Monday, August 14, 2006

On Friday, I lobbed out the challenge for someone to name the one college football program to produce potentially three starting quarterbacks in the NFL this year. I was shocked that no one who emailed me did so with the correct answer.

The correct answer? The Fresno State Bulldogs (David Carr -- Houston Texans; Billy Volek -- Tennessee Titans; Trent Dilfer -- San Francisco 49'ers). Granted, including Dilfer is probably a stretch, but still, I find it amazing that a non-BCS school has produced so many top-flight quarterbacks worthy of starting in the NFL.


Following the after-evening-worship fellowship at Taco Bell last night and the addition of the Woodward Park members I had not thus far eaten with, I have now shared a table with 160 different people. The blessing of meeting, eating and sharing with so many different people in such a short time-span (11 days) has been a true blessing in my life.


Last night during his sermon, Paul Partlow raised an interesting question in relation to the ministry of Jesus. While talking about Jesus's interaction with a leprous man in Matthew 8, Paul asked, "Would Jesus avoid his kind or advance His kingdom?"

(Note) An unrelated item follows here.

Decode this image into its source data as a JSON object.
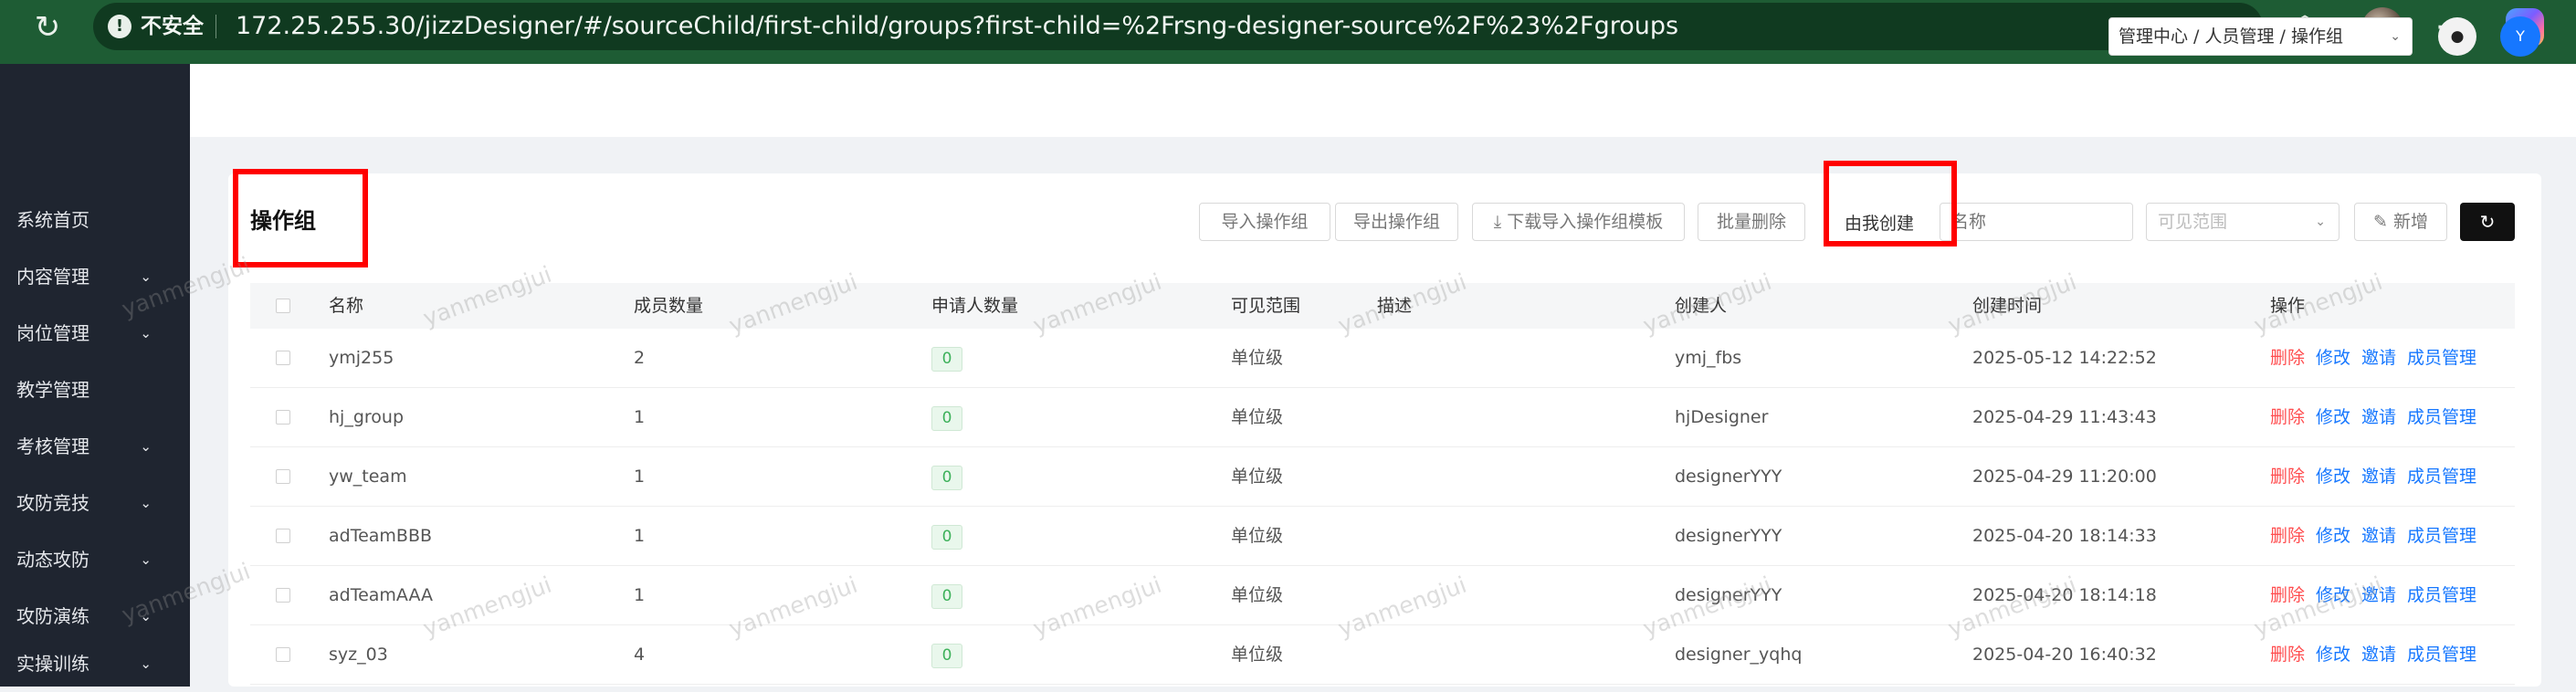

That is a powerfully convicting question and one that should give us pause today as we embark on living as Jesus in the world.

In each of our lives, we are periodically, if not daily, encountered by people who have been marginalized by society. People who, because of disease, poverty, dysfunction, etc. have been mistreated or worse yet, ignored.

Will we engage them or shun them?

In Luke 10.25-37, Jesus tells the famously powerful story of the Good Samaritan. But before the Good Samaritan is held out as the hero for advacing the reign of God through mercy and compassion, a priest and Levite are held out as examples to avoid. The priest and Levite pass by the man who'd been beaten and left in a ditch to die. For reasons Scripture doesn't record, they elect to avoid the man, leaving him to wallow in his misery.

When faced with the choice of advancing the kingdom or avoiding his kind, they chose avoidance.

What choice will I make today? What choice will you make?

In Jesus, we see an example of One who never took the path of least resistance but One who, even in the face of societal pressure, intentionally chose the path that would advance His kingdom, even if the person whom Jesus engaged was a person who'd been marginalized by all others.

Today, should you meet a "leper," I encourage you to follow the Way of Jesus: the Way of seeking first the kingdom by engaging people so as to advance the kingdom of God in this world.